Starring: Paul Giamatti, Ed Norton, Jessica Biel, Rufus Sewell

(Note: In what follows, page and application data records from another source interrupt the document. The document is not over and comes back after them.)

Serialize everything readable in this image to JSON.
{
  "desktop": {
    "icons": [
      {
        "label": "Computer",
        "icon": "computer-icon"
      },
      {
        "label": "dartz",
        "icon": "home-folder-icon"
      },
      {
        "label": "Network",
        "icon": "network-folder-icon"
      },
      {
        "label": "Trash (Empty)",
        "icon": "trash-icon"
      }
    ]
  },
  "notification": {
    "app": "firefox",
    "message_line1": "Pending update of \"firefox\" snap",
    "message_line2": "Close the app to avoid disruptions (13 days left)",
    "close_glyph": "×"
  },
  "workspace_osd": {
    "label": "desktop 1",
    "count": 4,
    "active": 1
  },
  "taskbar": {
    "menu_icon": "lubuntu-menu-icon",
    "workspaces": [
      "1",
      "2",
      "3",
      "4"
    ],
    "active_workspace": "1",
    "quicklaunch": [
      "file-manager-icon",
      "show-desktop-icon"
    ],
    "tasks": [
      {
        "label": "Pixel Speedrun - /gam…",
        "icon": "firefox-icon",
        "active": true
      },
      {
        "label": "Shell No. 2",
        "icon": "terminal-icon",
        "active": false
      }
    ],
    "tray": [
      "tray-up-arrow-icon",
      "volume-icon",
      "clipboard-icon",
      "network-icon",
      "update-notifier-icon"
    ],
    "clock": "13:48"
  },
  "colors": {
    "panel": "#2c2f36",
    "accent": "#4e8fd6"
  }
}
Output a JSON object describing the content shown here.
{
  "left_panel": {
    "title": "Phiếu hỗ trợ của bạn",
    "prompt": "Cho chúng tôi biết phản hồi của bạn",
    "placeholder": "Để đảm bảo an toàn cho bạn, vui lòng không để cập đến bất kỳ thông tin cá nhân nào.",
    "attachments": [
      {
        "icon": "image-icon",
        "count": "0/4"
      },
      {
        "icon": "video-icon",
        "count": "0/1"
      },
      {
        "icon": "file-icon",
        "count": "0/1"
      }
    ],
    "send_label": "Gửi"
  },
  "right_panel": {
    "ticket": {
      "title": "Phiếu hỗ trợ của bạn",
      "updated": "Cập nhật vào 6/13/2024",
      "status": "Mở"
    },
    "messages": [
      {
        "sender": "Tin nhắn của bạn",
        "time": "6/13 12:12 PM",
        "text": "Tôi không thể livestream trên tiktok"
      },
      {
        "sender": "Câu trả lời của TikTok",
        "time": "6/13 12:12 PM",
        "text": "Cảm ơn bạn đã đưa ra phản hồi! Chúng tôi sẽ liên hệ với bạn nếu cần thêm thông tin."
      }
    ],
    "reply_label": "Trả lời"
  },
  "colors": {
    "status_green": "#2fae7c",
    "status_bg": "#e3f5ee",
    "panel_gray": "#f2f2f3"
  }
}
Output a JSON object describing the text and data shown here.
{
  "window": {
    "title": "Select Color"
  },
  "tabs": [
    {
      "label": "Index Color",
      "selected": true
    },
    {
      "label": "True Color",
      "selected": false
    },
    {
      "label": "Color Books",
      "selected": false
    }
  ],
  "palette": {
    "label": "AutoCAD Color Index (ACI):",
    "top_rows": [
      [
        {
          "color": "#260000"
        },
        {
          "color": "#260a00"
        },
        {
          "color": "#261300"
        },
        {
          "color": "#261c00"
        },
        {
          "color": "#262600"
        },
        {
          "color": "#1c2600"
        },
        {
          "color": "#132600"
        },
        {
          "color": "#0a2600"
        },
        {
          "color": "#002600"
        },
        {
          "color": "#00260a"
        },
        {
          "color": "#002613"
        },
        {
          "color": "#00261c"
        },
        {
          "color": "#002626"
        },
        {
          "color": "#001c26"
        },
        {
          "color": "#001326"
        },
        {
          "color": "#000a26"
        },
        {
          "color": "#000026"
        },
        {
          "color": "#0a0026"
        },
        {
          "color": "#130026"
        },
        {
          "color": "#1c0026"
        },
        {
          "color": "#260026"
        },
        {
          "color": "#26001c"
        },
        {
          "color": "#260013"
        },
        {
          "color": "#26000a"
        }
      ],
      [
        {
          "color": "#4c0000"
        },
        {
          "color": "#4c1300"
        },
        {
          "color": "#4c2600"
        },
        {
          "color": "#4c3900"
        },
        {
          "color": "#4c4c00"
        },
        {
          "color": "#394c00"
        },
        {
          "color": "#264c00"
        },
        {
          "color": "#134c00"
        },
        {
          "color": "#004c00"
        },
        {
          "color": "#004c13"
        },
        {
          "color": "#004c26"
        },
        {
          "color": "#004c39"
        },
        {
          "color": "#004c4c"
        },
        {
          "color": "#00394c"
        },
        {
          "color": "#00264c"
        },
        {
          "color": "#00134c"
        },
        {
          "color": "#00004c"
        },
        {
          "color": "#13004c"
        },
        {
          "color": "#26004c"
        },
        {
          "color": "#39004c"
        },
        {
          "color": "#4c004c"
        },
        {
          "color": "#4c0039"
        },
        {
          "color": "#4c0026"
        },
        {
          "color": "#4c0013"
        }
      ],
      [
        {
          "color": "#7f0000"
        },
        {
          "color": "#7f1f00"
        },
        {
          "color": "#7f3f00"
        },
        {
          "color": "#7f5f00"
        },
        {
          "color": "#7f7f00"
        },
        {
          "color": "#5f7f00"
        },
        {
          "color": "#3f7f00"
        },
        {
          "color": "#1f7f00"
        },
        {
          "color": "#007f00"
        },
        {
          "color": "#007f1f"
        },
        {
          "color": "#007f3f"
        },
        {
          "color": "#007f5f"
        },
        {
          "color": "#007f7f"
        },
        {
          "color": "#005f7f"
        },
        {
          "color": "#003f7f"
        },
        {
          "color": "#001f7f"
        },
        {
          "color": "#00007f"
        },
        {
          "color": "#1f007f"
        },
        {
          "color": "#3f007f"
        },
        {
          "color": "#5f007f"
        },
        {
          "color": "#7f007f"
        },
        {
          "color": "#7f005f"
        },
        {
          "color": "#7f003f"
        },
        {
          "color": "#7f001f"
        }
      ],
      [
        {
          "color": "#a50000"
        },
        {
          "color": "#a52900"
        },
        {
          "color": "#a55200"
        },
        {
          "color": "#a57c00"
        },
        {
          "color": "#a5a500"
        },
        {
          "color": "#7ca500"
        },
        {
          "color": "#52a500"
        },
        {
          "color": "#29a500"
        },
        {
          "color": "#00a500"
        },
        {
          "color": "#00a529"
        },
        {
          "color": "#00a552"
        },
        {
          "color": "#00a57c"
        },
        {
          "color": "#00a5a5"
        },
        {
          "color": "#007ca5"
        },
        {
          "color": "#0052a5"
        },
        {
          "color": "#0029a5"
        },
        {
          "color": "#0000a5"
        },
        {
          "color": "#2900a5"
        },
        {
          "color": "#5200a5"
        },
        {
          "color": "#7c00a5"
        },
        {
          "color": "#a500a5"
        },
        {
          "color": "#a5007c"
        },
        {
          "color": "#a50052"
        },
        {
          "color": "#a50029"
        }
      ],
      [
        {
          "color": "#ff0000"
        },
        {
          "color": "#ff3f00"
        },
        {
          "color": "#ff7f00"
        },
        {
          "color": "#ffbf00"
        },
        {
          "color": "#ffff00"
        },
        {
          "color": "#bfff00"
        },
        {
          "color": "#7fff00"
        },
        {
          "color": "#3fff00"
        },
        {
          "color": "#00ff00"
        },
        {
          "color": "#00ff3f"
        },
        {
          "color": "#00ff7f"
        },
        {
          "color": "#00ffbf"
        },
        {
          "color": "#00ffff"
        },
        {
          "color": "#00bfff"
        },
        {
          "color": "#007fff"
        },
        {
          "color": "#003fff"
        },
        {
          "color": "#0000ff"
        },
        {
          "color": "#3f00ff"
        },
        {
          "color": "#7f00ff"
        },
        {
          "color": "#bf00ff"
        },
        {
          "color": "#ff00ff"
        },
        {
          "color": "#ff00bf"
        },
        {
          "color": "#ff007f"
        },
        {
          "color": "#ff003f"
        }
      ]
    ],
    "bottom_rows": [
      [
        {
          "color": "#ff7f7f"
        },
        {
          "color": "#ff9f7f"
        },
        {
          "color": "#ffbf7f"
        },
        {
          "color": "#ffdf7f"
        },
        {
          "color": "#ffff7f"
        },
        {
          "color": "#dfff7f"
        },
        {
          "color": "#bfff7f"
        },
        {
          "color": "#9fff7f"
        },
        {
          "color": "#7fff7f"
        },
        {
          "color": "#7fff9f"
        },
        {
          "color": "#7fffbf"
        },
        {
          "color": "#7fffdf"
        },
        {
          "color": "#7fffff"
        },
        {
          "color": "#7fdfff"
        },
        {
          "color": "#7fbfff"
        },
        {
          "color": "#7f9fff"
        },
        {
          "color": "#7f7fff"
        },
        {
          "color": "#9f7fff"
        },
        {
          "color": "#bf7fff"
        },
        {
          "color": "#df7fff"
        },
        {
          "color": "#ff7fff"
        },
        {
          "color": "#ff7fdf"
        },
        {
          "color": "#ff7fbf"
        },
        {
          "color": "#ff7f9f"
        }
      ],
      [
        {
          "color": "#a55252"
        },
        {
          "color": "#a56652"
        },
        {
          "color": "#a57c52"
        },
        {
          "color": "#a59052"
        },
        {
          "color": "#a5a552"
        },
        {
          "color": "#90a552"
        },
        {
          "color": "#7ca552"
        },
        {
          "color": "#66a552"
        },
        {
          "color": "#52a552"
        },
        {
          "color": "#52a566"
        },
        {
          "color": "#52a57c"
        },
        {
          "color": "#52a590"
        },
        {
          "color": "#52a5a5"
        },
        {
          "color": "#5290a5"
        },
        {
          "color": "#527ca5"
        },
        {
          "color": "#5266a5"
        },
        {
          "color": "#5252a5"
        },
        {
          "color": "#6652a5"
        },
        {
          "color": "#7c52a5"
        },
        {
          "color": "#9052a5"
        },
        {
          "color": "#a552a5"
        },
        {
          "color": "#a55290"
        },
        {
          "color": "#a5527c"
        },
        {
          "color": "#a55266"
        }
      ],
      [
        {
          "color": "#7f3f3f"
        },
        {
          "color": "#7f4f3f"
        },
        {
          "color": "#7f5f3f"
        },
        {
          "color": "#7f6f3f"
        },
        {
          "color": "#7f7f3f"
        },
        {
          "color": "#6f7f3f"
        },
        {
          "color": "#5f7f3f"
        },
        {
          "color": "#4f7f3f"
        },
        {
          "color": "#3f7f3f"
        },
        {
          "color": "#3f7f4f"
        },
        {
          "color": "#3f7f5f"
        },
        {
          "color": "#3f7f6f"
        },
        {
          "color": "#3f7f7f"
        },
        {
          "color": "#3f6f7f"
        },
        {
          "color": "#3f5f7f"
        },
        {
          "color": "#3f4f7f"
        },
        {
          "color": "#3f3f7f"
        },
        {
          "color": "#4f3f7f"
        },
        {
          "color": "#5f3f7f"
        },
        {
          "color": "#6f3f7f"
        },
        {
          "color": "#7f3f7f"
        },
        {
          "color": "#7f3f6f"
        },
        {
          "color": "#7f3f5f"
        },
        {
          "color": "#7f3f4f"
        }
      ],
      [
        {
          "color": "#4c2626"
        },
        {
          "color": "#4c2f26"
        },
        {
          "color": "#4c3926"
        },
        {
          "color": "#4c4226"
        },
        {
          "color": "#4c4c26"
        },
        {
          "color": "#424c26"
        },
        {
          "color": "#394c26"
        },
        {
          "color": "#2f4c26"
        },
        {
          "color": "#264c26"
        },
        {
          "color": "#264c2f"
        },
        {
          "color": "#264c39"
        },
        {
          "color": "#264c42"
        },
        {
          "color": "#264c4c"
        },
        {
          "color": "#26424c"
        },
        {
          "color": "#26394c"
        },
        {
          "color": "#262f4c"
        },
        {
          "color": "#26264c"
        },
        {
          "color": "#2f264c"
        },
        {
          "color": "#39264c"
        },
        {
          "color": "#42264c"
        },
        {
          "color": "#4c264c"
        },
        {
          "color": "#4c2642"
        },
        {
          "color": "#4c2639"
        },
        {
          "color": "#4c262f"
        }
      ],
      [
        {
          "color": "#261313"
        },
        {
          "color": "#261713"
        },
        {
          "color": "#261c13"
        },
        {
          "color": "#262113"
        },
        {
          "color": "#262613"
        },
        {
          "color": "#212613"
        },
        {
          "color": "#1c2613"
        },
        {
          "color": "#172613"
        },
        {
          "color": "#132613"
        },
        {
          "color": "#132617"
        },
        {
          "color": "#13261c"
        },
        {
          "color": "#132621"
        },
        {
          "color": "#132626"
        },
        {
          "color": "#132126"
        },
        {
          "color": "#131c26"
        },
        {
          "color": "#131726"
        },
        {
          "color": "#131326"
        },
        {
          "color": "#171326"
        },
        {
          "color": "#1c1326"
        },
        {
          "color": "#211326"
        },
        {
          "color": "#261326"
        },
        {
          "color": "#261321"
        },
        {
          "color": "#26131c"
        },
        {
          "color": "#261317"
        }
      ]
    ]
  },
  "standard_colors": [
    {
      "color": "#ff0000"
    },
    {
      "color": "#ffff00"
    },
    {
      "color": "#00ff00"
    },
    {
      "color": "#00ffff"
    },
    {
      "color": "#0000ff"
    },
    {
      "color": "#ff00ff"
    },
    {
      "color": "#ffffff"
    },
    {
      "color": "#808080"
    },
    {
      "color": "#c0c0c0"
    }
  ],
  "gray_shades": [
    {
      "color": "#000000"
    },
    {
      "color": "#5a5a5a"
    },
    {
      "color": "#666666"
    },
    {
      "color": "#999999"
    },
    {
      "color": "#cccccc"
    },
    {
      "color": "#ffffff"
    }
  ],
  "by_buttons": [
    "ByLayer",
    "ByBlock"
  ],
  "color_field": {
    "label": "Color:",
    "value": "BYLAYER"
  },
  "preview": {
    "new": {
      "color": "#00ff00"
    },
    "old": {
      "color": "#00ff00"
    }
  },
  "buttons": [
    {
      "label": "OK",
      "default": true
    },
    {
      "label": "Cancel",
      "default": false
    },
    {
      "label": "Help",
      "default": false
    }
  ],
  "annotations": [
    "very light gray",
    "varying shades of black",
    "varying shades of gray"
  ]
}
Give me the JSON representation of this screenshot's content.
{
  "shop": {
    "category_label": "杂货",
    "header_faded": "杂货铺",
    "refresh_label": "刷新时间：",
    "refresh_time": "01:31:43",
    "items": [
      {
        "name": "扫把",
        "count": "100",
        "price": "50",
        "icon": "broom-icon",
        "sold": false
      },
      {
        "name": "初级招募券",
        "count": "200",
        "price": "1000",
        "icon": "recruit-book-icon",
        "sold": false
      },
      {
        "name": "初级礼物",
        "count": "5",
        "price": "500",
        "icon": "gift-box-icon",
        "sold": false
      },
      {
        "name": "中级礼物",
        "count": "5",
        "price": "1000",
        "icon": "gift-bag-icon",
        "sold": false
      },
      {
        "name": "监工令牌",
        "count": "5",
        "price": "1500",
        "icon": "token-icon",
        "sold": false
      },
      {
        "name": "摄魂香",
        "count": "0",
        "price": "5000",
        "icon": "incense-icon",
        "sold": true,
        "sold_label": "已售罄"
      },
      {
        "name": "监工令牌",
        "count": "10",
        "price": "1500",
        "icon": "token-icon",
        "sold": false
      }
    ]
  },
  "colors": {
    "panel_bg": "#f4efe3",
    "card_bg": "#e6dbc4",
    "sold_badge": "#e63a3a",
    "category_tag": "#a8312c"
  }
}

The two things that I truly remember from “The Illusionist” starring Ed Norton and Paul Giamatti is the haunting element of the film, and Paul Giamatti. In this tall tale we see the story of Eisenheim, played by Norton, through the eyes of Giamatti’s Police Official (the official name alludes me and I don’t notepad and pen like reviewers do) who is under the command of the tyrannical Rufus Sewell’s Crowned Prince who wants Eisenheim stopped because they want the same woman, a Duchess, played by Jessica Biel. Four main characters that are drawn into the world of illusion and magic tricks that far exceed the normal pick a card any card tricks. As audience members, we’re not fooled, these are all CGI created manipulations, but because the film is so skillfully directed, and Ed Norton so wonderfully charismatic, we buy into almost anything he does, even when we are given no explanation – only because – well, it’s magic. Why should the audience be given knowledge that none of the other characters have except for the magician. (It’s like not wanting to watch the behind the scenes clips on DVDs now days, leave some of it to the imagination, thank you.) Though at a certain point you have to believe that Eisenheim has more power than any simple mortal would have.
And that’s where the film draws it’s power from, you don’t know what Eisenheim is capable of. This is a slick and smart thriller/drama. Giamatti’s decisions as an actor continue to absolutely impress me. I’m astounded by his work, and range. The same with Sewell who I respected from the first time I saw “Dark City”. He has a way of making royalty respectable while remaining an absolute creep.
I honestly don’t like giving away too much about a movie like this, because it would spoil the experience. I wish other reviewers felt the same. So I will leave you with this. When “The Illusionist” opens in your area, go see it. Then rent another great film about a magician told through the eyes of a Jewish strong man before WWII, called “Invincible” directed by Werner Herzog and starring the other great character actor Tim Roth. Then take the time to see the other magician film out soon enough starring Hugh Jackman and Christian Bale directed by Chris Nolan (Batman Begins). It should be just as impressive, but in other ways as the two “I” magic movies listed above.